Males and females of the same species develop differently. The sex organs arise out of similar structures, but though the penis and the clitoris are homologous, they are very different in appearance and function. The male grows a larger larynx, the female larger breasts, the subcutaneous fat distribution and the hair pattern are different in the two sexes, and so on.
It wasn't very difficult to suppose that hormones were involved and that, like the organs whose development they controlled, they were similar but different in the two sexes.
In 1929 the American biochemist Edward Adelbert Doisy (1893-1986) and, working independently, the German chemist Adolf Friedrich Butenandt (b. 1903) isolated a female sex hormone, which came to be called estrone, from the Greek word for "sexual heat."
|Printer friendly Cite/link Email Feedback|
|Publication:||Asimov's Chronology of Science & Discovery, Updated ed.|

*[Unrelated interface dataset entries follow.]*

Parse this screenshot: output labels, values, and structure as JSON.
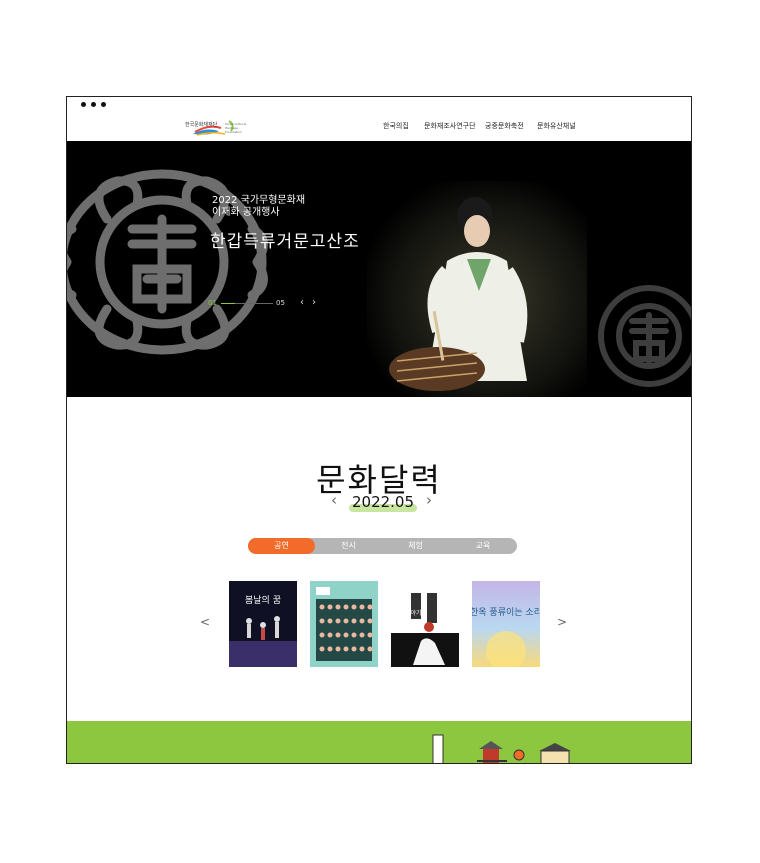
{
  "header": {
    "logo_name": "한국문화재재단",
    "logo_sub": "Korea Cultural Heritage Foundation",
    "nav": [
      "한국의집",
      "문화재조사연구단",
      "궁중문화축전",
      "문화유산채널"
    ]
  },
  "hero": {
    "subtitle_line1": "2022 국가무형문화재",
    "subtitle_line2": "이재화 공개행사",
    "title": "한갑득류거문고산조",
    "pager_current": "01",
    "pager_total": "05",
    "prev_arrow": "‹",
    "next_arrow": "›"
  },
  "calendar": {
    "title": "문화달력",
    "month": "2022.05",
    "prev_arrow": "‹",
    "next_arrow": "›",
    "tabs": [
      "공연",
      "전시",
      "체험",
      "교육"
    ],
    "active_tab": "공연",
    "cards_prev": "<",
    "cards_next": ">",
    "cards": [
      {
        "caption": "봄날의 꿈"
      },
      {
        "caption": ""
      },
      {
        "caption": "이야기"
      },
      {
        "caption": "한옥 풍류이는 소리"
      }
    ]
  },
  "colors": {
    "accent_green": "#8dc63f",
    "active_tab": "#f26b2a",
    "tab_bar": "#b5b5b5",
    "hero_bg": "#000000"
  }
}
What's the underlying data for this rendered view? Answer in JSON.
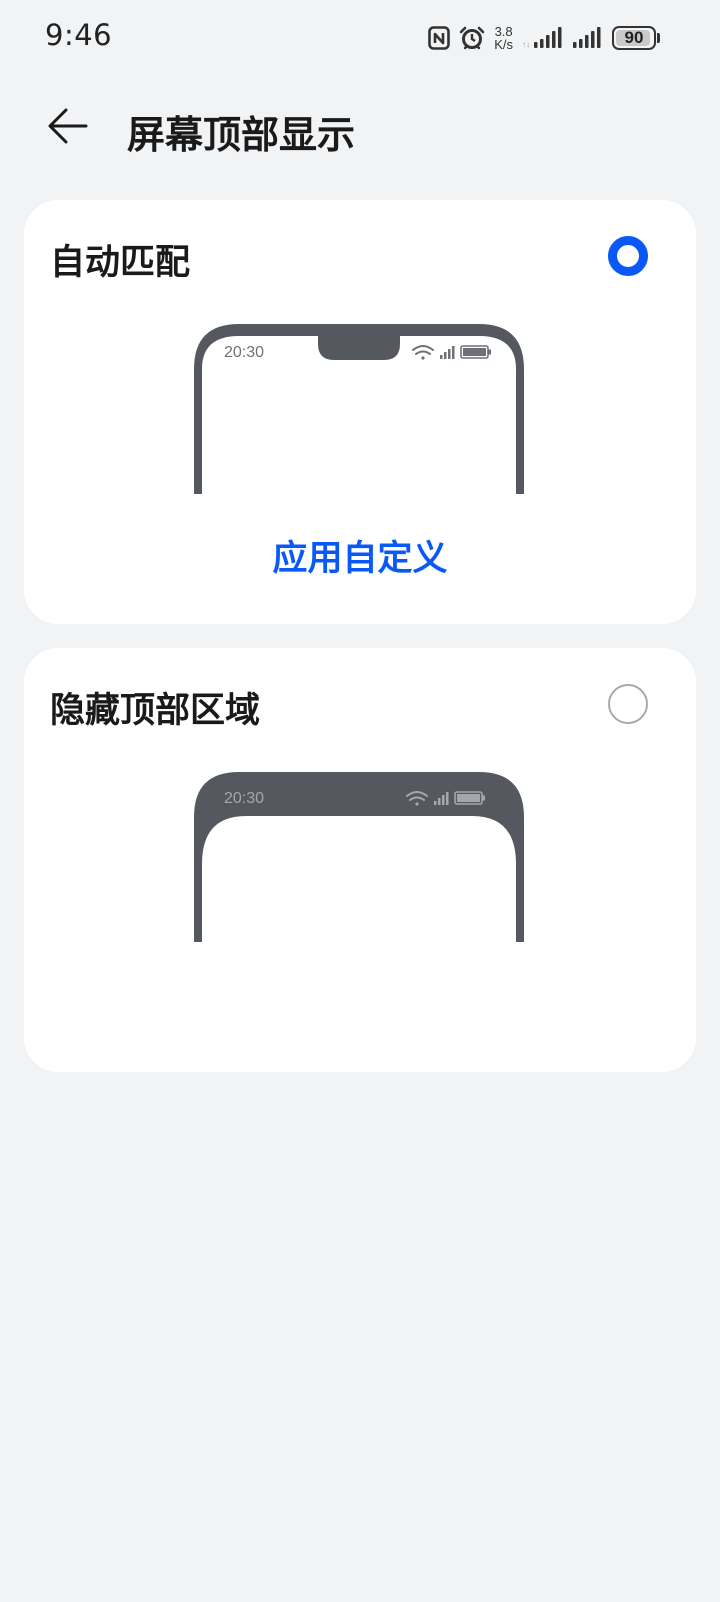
{
  "status_bar": {
    "time": "9:46",
    "net_speed_value": "3.8",
    "net_speed_unit": "K/s",
    "battery": "90",
    "battery_level": 0.9,
    "icons": [
      "nfc-icon",
      "alarm-icon",
      "signal-icon",
      "signal-icon",
      "battery-icon"
    ]
  },
  "header": {
    "title": "屏幕顶部显示",
    "back_icon": "arrow-left-icon"
  },
  "options": [
    {
      "label": "自动匹配",
      "selected": true,
      "illustration_time": "20:30",
      "link_label": "应用自定义"
    },
    {
      "label": "隐藏顶部区域",
      "selected": false,
      "illustration_time": "20:30"
    }
  ],
  "colors": {
    "accent": "#0a59f7",
    "background": "#f1f3f5",
    "card": "#ffffff",
    "phone_frame": "#55585e"
  }
}
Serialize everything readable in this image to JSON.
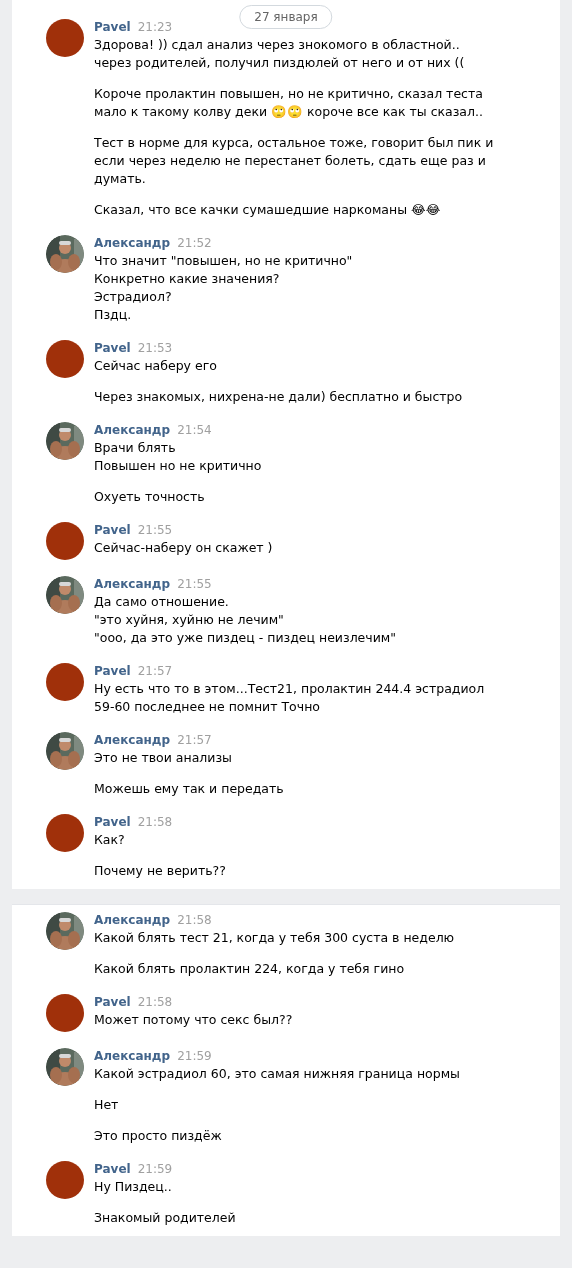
{
  "date_label": "27 января",
  "sections": [
    {
      "messages": [
        {
          "author": "Pavel",
          "time": "21:23",
          "avatar": {
            "kind": "plain"
          },
          "paragraphs": [
            [
              "Здорова! )) сдал анализ через знокомого в областной.. через родителей, получил пиздюлей от него и от них (("
            ],
            [
              "Короче пролактин повышен, но не критично, сказал теста мало к такому колву деки 🙄🙄 короче все как ты сказал.."
            ],
            [
              "Тест в норме для курса, остальное тоже, говорит был пик и если через неделю не перестанет болеть, сдать еще раз и думать."
            ],
            [
              "Сказал, что все качки сумашедшие наркоманы 😂😂"
            ]
          ]
        },
        {
          "author": "Александр",
          "time": "21:52",
          "avatar": {
            "kind": "picture"
          },
          "paragraphs": [
            [
              "Что значит \"повышен, но не критично\"",
              "Конкретно какие значения?",
              "Эстрадиол?",
              "Пздц."
            ]
          ]
        },
        {
          "author": "Pavel",
          "time": "21:53",
          "avatar": {
            "kind": "plain"
          },
          "paragraphs": [
            [
              "Сейчас наберу его"
            ],
            [
              "Через знакомых, нихрена-не дали) бесплатно и быстро"
            ]
          ]
        },
        {
          "author": "Александр",
          "time": "21:54",
          "avatar": {
            "kind": "picture"
          },
          "paragraphs": [
            [
              "Врачи блять",
              "Повышен но не критично"
            ],
            [
              "Охуеть точность"
            ]
          ]
        },
        {
          "author": "Pavel",
          "time": "21:55",
          "avatar": {
            "kind": "plain"
          },
          "paragraphs": [
            [
              "Сейчас-наберу он скажет )"
            ]
          ]
        },
        {
          "author": "Александр",
          "time": "21:55",
          "avatar": {
            "kind": "picture"
          },
          "paragraphs": [
            [
              "Да само отношение.",
              "\"это хуйня, хуйню не лечим\"",
              "\"ооо, да это уже пиздец - пиздец неизлечим\""
            ]
          ]
        },
        {
          "author": "Pavel",
          "time": "21:57",
          "avatar": {
            "kind": "plain"
          },
          "paragraphs": [
            [
              "Ну есть что то в этом...Тест21, пролактин 244.4 эстрадиол 59-60 последнее не помнит Точно"
            ]
          ]
        },
        {
          "author": "Александр",
          "time": "21:57",
          "avatar": {
            "kind": "picture"
          },
          "paragraphs": [
            [
              "Это не твои анализы"
            ],
            [
              "Можешь ему так и передать"
            ]
          ]
        },
        {
          "author": "Pavel",
          "time": "21:58",
          "avatar": {
            "kind": "plain"
          },
          "paragraphs": [
            [
              "Как?"
            ],
            [
              "Почему не верить??"
            ]
          ]
        }
      ]
    },
    {
      "messages": [
        {
          "author": "Александр",
          "time": "21:58",
          "avatar": {
            "kind": "picture"
          },
          "paragraphs": [
            [
              "Какой блять тест 21, когда у тебя 300 суста в неделю"
            ],
            [
              "Какой блять пролактин 224, когда у тебя гино"
            ]
          ]
        },
        {
          "author": "Pavel",
          "time": "21:58",
          "avatar": {
            "kind": "plain"
          },
          "paragraphs": [
            [
              "Может потому что секс был??"
            ]
          ]
        },
        {
          "author": "Александр",
          "time": "21:59",
          "avatar": {
            "kind": "picture"
          },
          "paragraphs": [
            [
              "Какой эстрадиол 60, это самая нижняя граница нормы"
            ],
            [
              "Нет"
            ],
            [
              "Это просто пиздёж"
            ]
          ]
        },
        {
          "author": "Pavel",
          "time": "21:59",
          "avatar": {
            "kind": "plain"
          },
          "paragraphs": [
            [
              "Ну Пиздец.."
            ],
            [
              "Знакомый родителей"
            ]
          ]
        }
      ]
    }
  ]
}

|Article Type:||Reference Source|
|Date:||Jan 1, 1994|
|Next Article:||Intrinsic factor.|